Broadhead Targets-

These targets are much different than those used for field points. Broadheads, which are used for bowhunting, are larger arrow points made with razor-sharp sides attached to to the tip. You can see a common design for broadheads in the picture.

Why the need for a different target? You can imagine the razor sharp edges of these would tear up target bag pretty quick. Broadhead targets utilize thin layers of foam to stop the arrow. These layers are tightly compressed together which provides friction to stop the arrow.

The layer design always works to contain the damage caused each time you shoot. Many broadhead targets are cubes or blocks, with equal height, width, and depth. Since broadheads are razor sharp and the modern compound bow is extremely fast, a deeper target helps to prevent arrows passing through.

Field point targets can’t handle broadheads, but most broadhead targets can also be shot with field points….So, you may be thinking, why wouldn’t I just get a broadhead target? You can BUT, even though a broadhead target easily stops field points, the arrow is often very difficult to remove. Why? I’m glad you asked. The compressed foam layers in a broadhead target are always compressed, even with your arrow inside the target.

When you shoot a broadhead, it slices through those layers with anywhere from 2-4 razors, depending on the broadhead. The surface area it cuts through is quite a bit larger than the arrow shaft. So, in addition to cutting a channel into the target, most broadheads are very sharp on the backside of the razor sides. This means that pulling the arrow out of the target is often easy.

Shooting field points into compressed foam layers is a different story. A field point pierces a channel into the foam, roughly the same diameter as the arrow shaft. It may not cut the layers at all. So, those foam layers remain tightly compressed on the arrow, and it feels like your arrow is suctioned in that thing…… But you can try it out. If you don’t mind pulling field tips from a broadhead target, then, more power to you.

Many archers who also bowhunt have both a field point target and a broadhead target.
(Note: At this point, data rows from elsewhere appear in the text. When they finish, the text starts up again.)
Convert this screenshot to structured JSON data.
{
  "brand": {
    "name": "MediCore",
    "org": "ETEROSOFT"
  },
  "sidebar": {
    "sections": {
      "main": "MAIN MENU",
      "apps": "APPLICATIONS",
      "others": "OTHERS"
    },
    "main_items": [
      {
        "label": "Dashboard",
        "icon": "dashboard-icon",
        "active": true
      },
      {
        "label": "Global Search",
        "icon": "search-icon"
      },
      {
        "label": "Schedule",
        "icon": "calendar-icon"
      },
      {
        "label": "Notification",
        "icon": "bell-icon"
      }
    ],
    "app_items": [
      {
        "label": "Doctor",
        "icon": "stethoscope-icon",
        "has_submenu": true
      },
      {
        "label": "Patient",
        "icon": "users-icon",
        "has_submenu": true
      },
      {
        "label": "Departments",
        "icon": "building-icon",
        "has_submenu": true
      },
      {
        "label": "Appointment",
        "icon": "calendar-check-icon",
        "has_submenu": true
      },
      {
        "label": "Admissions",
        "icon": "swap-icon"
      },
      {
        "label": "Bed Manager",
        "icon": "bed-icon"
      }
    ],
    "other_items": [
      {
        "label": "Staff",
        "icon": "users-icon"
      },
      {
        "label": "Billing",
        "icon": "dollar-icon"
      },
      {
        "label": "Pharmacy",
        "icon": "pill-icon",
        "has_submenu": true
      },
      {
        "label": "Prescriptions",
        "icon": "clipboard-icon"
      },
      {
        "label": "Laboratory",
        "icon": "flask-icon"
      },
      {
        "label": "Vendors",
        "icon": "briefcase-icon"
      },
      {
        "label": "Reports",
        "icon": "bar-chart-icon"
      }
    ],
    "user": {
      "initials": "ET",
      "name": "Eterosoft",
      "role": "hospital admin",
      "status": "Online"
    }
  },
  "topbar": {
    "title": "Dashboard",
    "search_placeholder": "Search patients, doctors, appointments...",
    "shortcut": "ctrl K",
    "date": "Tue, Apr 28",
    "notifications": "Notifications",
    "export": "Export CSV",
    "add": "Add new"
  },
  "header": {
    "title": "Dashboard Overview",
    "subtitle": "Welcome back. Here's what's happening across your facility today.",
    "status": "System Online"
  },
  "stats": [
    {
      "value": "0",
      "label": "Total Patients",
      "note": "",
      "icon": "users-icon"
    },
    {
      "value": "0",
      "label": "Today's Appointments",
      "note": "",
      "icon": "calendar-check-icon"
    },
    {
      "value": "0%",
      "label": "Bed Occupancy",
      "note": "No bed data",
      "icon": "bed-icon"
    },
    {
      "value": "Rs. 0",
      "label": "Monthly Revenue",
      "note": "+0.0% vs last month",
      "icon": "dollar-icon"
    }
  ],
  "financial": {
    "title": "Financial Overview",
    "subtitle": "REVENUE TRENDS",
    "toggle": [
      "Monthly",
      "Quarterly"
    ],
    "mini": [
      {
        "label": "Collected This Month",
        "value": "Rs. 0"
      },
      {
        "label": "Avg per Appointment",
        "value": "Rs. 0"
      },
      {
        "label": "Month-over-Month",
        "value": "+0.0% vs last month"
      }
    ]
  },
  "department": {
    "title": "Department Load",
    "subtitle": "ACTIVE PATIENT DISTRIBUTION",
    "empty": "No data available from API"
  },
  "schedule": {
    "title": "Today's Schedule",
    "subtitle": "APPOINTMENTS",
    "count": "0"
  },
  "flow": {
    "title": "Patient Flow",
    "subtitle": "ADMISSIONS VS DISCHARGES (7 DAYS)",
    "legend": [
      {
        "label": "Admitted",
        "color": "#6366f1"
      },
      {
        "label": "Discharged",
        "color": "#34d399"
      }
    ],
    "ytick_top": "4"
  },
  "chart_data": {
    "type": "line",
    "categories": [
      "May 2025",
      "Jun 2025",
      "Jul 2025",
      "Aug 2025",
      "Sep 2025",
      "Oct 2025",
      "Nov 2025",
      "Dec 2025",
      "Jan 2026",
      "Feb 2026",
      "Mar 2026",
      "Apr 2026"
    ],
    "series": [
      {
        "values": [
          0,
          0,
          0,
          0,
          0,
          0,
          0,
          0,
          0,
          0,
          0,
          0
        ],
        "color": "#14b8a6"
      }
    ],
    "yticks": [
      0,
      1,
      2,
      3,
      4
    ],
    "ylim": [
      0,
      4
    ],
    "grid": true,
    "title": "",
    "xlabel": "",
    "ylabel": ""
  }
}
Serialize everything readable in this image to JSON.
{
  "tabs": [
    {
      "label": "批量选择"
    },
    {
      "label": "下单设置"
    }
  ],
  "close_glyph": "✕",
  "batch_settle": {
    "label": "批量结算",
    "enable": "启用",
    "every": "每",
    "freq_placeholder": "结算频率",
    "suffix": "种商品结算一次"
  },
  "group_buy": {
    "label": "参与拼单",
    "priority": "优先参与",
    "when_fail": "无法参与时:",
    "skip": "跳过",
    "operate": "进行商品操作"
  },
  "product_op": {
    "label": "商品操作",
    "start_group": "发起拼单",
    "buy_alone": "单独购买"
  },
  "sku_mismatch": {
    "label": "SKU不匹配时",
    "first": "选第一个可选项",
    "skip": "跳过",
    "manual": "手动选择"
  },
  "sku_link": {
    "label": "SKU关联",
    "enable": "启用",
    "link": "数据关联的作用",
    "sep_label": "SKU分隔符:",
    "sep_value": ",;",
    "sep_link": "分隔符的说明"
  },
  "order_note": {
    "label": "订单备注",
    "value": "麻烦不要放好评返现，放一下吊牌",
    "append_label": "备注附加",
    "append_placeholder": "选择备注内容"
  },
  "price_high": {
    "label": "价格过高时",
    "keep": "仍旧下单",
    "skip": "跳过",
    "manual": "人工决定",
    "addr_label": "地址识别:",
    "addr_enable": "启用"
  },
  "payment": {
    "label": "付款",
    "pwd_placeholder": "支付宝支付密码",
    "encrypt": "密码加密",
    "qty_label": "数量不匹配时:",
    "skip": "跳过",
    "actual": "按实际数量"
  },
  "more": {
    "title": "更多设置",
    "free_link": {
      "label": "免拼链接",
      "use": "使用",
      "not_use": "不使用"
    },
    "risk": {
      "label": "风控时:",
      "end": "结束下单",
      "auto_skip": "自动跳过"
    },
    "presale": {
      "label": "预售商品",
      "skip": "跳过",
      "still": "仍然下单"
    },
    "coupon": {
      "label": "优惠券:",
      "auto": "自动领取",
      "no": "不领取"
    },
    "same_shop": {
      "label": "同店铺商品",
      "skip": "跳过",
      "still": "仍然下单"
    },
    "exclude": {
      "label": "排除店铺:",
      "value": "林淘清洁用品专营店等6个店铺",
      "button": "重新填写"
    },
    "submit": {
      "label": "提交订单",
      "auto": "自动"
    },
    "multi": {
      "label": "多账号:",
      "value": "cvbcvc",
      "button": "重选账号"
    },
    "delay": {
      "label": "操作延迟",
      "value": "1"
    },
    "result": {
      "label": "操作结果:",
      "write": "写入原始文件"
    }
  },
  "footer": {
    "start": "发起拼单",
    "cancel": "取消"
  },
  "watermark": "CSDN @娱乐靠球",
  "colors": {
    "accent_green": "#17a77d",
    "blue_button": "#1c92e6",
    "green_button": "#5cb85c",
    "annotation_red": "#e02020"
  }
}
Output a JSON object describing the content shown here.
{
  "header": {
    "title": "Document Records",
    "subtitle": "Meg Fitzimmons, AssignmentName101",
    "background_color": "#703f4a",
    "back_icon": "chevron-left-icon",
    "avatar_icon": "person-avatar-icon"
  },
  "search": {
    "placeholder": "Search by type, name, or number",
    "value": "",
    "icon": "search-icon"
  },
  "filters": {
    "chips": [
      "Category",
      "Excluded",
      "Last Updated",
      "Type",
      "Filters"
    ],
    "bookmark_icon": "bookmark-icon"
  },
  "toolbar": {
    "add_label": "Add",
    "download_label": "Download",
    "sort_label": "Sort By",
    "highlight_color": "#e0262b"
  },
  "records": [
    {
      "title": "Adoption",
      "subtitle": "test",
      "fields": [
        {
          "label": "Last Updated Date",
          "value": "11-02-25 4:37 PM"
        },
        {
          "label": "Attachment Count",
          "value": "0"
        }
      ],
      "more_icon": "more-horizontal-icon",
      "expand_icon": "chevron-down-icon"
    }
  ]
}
This is also what I do, and I find it works best. The reason manufacturers make these two types of targets is that each works best for those arrows.


What Makes A Good Target?

Although there are only the two main types of archery targets, there are many different ones available. How do you choose? What should you look for in an archery target?

Durability:

Targets are a unique piece of gear because essentially you are destroying it little by little every time you shoot at it. You want a target that will last as long as possible. A targets durability comes from design and material used.

Design:

Even in a field point target bag design is important. You don’t want a target bag that is just stuffed with material. Why? Because it will not last. Every time your arrow penetrates the target, you will be displacing the material inside. The areas you shoot repeatedly will push out the material until your arrows are passing through the target.

Most cheap field point targets are just packed with poly filling, and that stuff also gets pulled out of the target when you retrieve arrows. If you leave this kind of bags out in the rain, water gets inside and which causes the poly filling to settle at the bottom.

The good field point targets are made with woven layers inside. They aren’t stuffed, there is a design for the internal material. You want layers and connected material, whatever the material is because when your arrow pierces the target, the internal material surrounds the hole stays in place. This drastically increases the life of your target.

Replaceable cover:

If you want a target to last a long time, get one that has replaceable covers available. This option says something about the target and the manufacturer. If a target has replaceable covers, they know you will destroy the outside cover faster than the inside material. This is the sign of a good target. Also, making new covers available means, the manufacturer isn’t just concerned with profit. With no replacement covers available, you’d have to just buy a whole new target once the outside is destroyed.